ATLANTA — Stacey Abrams is no stranger to politics. The Georgia Democrat has served in the state and was put in the national spotlight when she ran for governor in November 2018.
Although she received major name endorsements from people like former President Barack Obama, she lost the gubernatorial race to then-Secretary of State Brian Kemp. However, her work fighting for equal voter rights and other issues hasn't stopped.
And she doesn't seem to be slowing down anytime soon.
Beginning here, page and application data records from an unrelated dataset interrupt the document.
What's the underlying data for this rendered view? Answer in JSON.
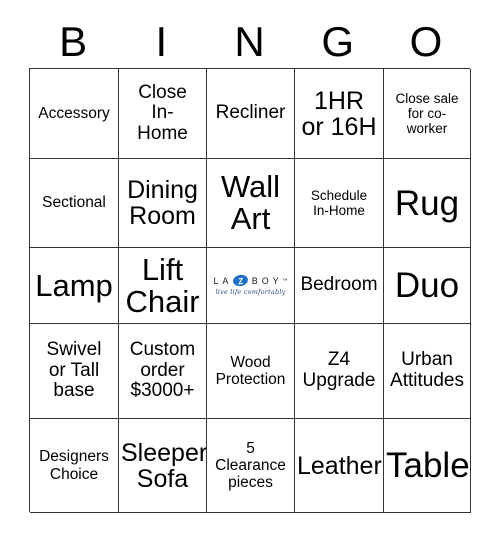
{
  "header": {
    "letters": [
      "B",
      "I",
      "N",
      "G",
      "O"
    ]
  },
  "grid": {
    "rows": [
      [
        {
          "label": "Accessory",
          "size": "sm"
        },
        {
          "label": "Close\nIn-\nHome",
          "size": "md"
        },
        {
          "label": "Recliner",
          "size": "md"
        },
        {
          "label": "1HR\nor 16H",
          "size": "lg"
        },
        {
          "label": "Close sale\nfor co-\nworker",
          "size": "xs"
        }
      ],
      [
        {
          "label": "Sectional",
          "size": "sm"
        },
        {
          "label": "Dining\nRoom",
          "size": "lg"
        },
        {
          "label": "Wall\nArt",
          "size": "xl"
        },
        {
          "label": "Schedule\nIn-Home",
          "size": "xs"
        },
        {
          "label": "Rug",
          "size": "xxl"
        }
      ],
      [
        {
          "label": "Lamp",
          "size": "xl"
        },
        {
          "label": "Lift\nChair",
          "size": "xl"
        },
        {
          "label": "",
          "size": "sm",
          "logo": true
        },
        {
          "label": "Bedroom",
          "size": "md"
        },
        {
          "label": "Duo",
          "size": "xxl"
        }
      ],
      [
        {
          "label": "Swivel\nor Tall\nbase",
          "size": "md"
        },
        {
          "label": "Custom\norder\n$3000+",
          "size": "md"
        },
        {
          "label": "Wood\nProtection",
          "size": "sm"
        },
        {
          "label": "Z4\nUpgrade",
          "size": "md"
        },
        {
          "label": "Urban\nAttitudes",
          "size": "md"
        }
      ],
      [
        {
          "label": "Designers\nChoice",
          "size": "sm"
        },
        {
          "label": "Sleeper\nSofa",
          "size": "lg"
        },
        {
          "label": "5\nClearance\npieces",
          "size": "sm"
        },
        {
          "label": "Leather",
          "size": "lg"
        },
        {
          "label": "Table",
          "size": "xxl"
        }
      ]
    ]
  },
  "free_space_logo": {
    "letters_before": [
      "L",
      "A"
    ],
    "z_letter": "Z",
    "letters_after": [
      "B",
      "O",
      "Y"
    ],
    "trademark": "™",
    "tagline": "live life comfortably",
    "accent_color": "#1f6fc4",
    "tagline_color": "#2a4a7a"
  },
  "colors": {
    "border": "#333333",
    "background": "#ffffff",
    "text": "#000000"
  }
}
In a recent article published by FiveThirtyEight, journalist Clare Malone outlined some of the questions she asked Abrams during an interview.
One of them pertained to a possible presidential bid.
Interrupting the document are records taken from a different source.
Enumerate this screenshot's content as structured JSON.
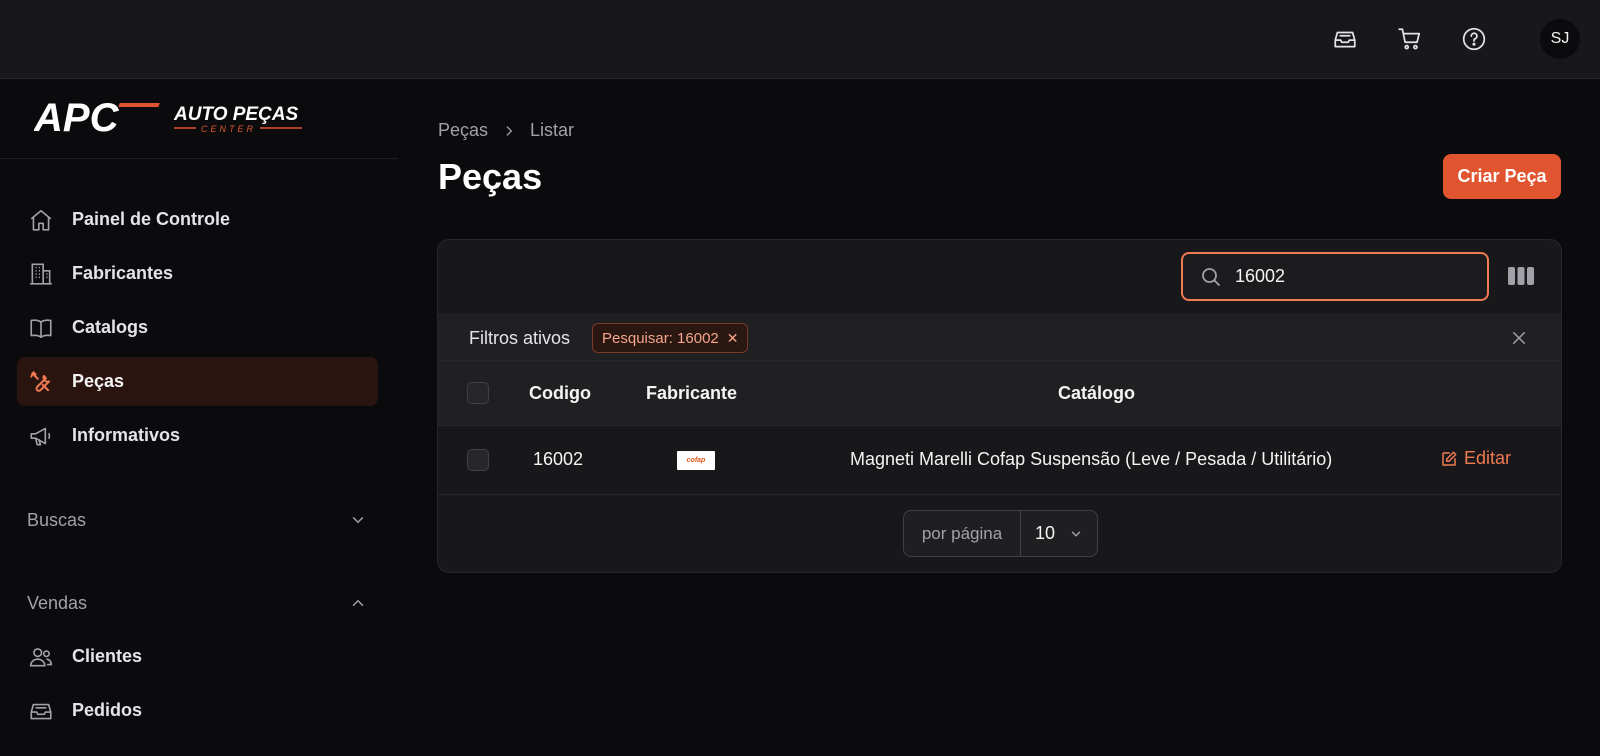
{
  "topbar": {
    "icons": [
      "inbox-icon",
      "cart-icon",
      "help-icon"
    ],
    "avatar_initials": "SJ"
  },
  "brand": {
    "logo_mark": "APC",
    "logo_name": "AUTO PEÇAS",
    "logo_sub": "CENTER",
    "accent_color": "#e0552f"
  },
  "sidebar": {
    "items": [
      {
        "label": "Painel de Controle",
        "icon": "home-icon"
      },
      {
        "label": "Fabricantes",
        "icon": "building-icon"
      },
      {
        "label": "Catalogs",
        "icon": "book-icon"
      },
      {
        "label": "Peças",
        "icon": "wrench-icon",
        "active": true
      },
      {
        "label": "Informativos",
        "icon": "megaphone-icon"
      }
    ],
    "groups": [
      {
        "label": "Buscas",
        "expanded": false
      },
      {
        "label": "Vendas",
        "expanded": true
      }
    ],
    "sales_items": [
      {
        "label": "Clientes",
        "icon": "users-icon"
      },
      {
        "label": "Pedidos",
        "icon": "inbox-icon"
      }
    ]
  },
  "breadcrumb": {
    "items": [
      "Peças",
      "Listar"
    ]
  },
  "page": {
    "title": "Peças",
    "create_label": "Criar Peça"
  },
  "table": {
    "search_value": "16002",
    "filters_label": "Filtros ativos",
    "active_filter": "Pesquisar: 16002",
    "columns": [
      "Codigo",
      "Fabricante",
      "Catálogo"
    ],
    "rows": [
      {
        "codigo": "16002",
        "fabricante_logo": "cofap",
        "catalogo": "Magneti Marelli Cofap Suspensão (Leve / Pesada / Utilitário)",
        "action": "Editar"
      }
    ],
    "per_page_label": "por página",
    "per_page_value": "10"
  }
}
When Abrams was asked if she thought the country would elect her as president in the next 20 years, she replied with a yes.
Abrams' possible ambitions to help Americans beyond Georgia has been put into the spotlight before.
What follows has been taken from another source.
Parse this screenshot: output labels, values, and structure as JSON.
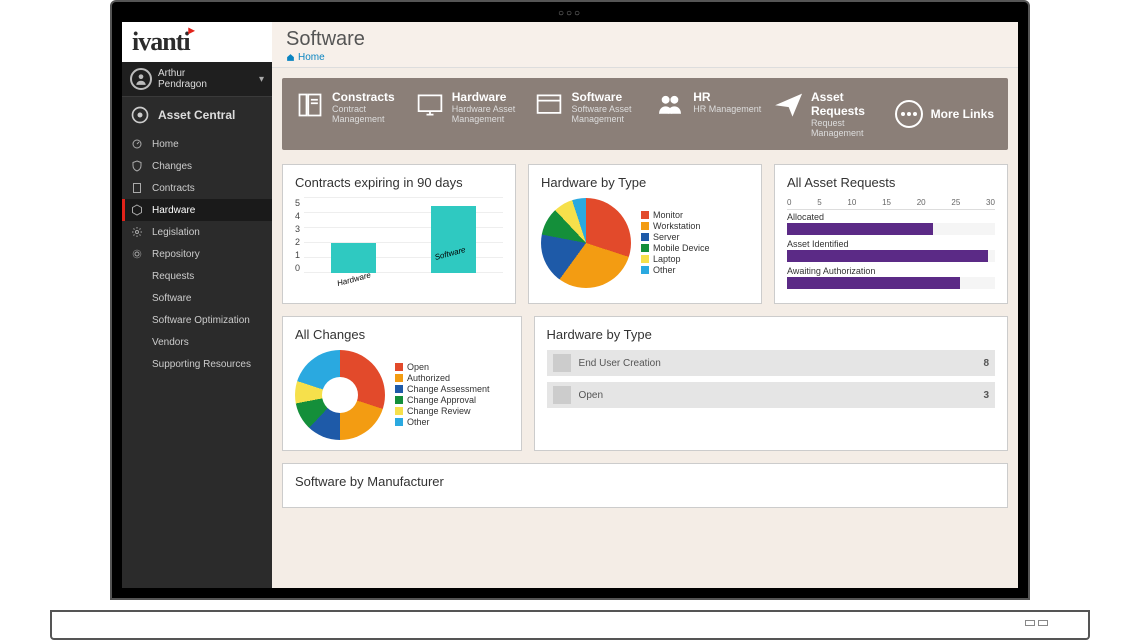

Just last year, many wondered if she would run for retired Sen. Johnny Isakson's seat, but in a video posted on her social media accounts, she said she would not run.
But the Senate seat is not the only spot in Washington that others have mentioned along with her name in conversations before.
When the journalist from FiveThirtyEight asked Abrams about her sentiments concerning others mentioning her name as a potential pick for vice president "as a way to ‘balance out’ a white nominee", she replied, “I accept that I exist in the political zeitgeist in a very specific way."
In 2019, there was speculation that Abrams could possibly join Joe Biden as a running mate as he campaigns for president. However, her former campaign manager shot down those claims back in March 2019 saying that the "rumors about discussions on a pre-cooked ticket are false, plain and simple."
But, just a few weeks ago, former presidential hopeful and U.S. Senator Cory Booker of New Jersey, went even further to say that Abrams should be on every Democratic presidential candidate's shortlist for vice president.